Confidential business information is any information that gives your business a competitive edge or advantage over others. It can include trade secrets, financial data, client lists, marketing plans, intellectual property, and business strategies. Protecting your confidential business information is vital for your business success and survival, especially in today’s competitive and dynamic market.
However, protecting your confidential business information can be challenging, as you may need to share it with your employees, contractors, partners, or clients. You may also face the risk of losing it to your competitors, hackers, or thieves. Therefore, you need to take effective measures to safeguard your confidential business information from unauthorized access, use, or disclosure.
The Legal Framework for Protecting Confidential Business Information
One of the ways to protect your confidential business information is to use legal agreements and contracts. You can include a confidentiality clause in your employment and contractor contracts, which specifies the expectations and obligations of both parties regarding the confidential information. You can also use non-disclosure agreements (NDAs) or confidentiality agreements, which are separate contracts that cover the specific information that you share with another party. These agreements should clearly define the following elements:
- Confidential information: What information is considered confidential and how it should be identified and labelled.
- Ongoing obligations: How long the confidentiality obligation lasts and whether it extends beyond the termination of the relationship.
- Employee acknowledgment: How the employee or contractor confirms that they understand and accept the agreement.
- Job-specific considerations: How the agreement is tailored for different roles and levels of access.
- Breach consequences: What actions will be taken if the agreement is violated and what remedies are available.
The Practical Measures for Protecting Confidential Business Information
Another way to protect your confidential business information is to implement practical measures and processes. You can use various methods and tools to secure your confidential information, such as:
- Limited access: Only grant access to the confidential information to those who need it for their work and revoke it when they no longer need it.
- Layered security: Use different levels of security for different types of information, such as passwords, encryption, firewalls, and antivirus software.
- Security awareness training: Educate your employees and contractors on how to recognise and prevent security breaches and how to report any suspicious activities.
- Internet restrictions: Only allow access to authorised and secure websites and block or monitor any unauthorised or risky websites.
- Data transfer limitations: Restrict the use of external data storage devices, such as USB drives, CDs, or DVDs, and disable or control the email or cloud services that can transfer data outside the organisation.
- Email encryption: Use encryption software or services to protect the email communications that contain confidential information.
The Swift Response to Confidentiality Breaches

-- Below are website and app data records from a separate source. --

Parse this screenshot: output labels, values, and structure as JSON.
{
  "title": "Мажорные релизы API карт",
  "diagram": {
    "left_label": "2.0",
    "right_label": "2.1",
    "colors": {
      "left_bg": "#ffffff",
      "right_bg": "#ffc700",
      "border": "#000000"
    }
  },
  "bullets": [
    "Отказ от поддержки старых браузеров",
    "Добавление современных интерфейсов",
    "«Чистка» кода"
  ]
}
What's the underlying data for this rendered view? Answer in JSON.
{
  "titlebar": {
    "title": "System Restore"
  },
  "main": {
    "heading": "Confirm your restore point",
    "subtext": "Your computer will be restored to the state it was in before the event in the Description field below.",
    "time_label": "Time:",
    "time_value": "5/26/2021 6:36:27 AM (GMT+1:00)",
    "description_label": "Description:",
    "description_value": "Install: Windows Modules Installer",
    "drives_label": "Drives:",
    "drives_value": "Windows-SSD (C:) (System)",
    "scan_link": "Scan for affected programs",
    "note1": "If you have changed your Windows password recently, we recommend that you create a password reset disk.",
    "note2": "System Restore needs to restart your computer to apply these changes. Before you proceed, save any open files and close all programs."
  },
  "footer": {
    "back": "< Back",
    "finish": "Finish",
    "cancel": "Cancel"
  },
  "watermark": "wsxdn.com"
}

Despite your best efforts, confidentiality breaches can still happen. If you suspect or discover a breach, you need to act quickly and decisively. You can follow these steps to respond effectively:
- Confrontation: Arrange a meeting with the employee or contractor and the human resources department to discuss the alleged breach and hear their side of the story.
- Thorough investigation: Collect and verify the evidence of the breach and determine the extent and impact of the damage.
- Written warning: If the breach is confirmed, issue a written warning that details the breached information and the consequences. Include the steps that need to be taken to prevent future breaches.
- Termination: In severe cases, document the breach and provide a written notice of termination. Follow the legal procedures and requirements for terminating the contract or employment.
- Legal action: Consider pursuing legal action against the breaching party, depending on the severity and intent of the breach. Seek legal advice and assistance to file a civil or criminal case.
The Culture of Trust and Security
The ultimate way to protect your confidential business information is to create a culture of trust and security in your organisation. You can foster this culture by:
- Open communication: Encourage your employees and contractors to communicate openly and honestly with you and each other. Create a safe and supportive environment for them to raise any concerns or issues.
- Clear expectations: Set clear and realistic expectations for your employees and contractors regarding their roles and responsibilities. Provide them with regular feedback and recognition for their performance.
- Mutual respect: Treat your employees and contractors with respect and dignity. Value their contributions and opinions and listen to their feedback and suggestions.
- Shared vision: Share your vision and goals with your employees and contractors. Involve them in the decision-making process and the implementation of the strategies.
- Ethical behaviour: Lead by example and demonstrate ethical behaviour in your actions and words. Uphold the values and principles of your organisation and the law.
Protecting your confidential business information is not only a legal obligation, but also a business necessity. By using legal agreements, practical measures, swift responses, and a culture of trust and security, you can effectively safeguard your valuable secrets and ensure your long-term success.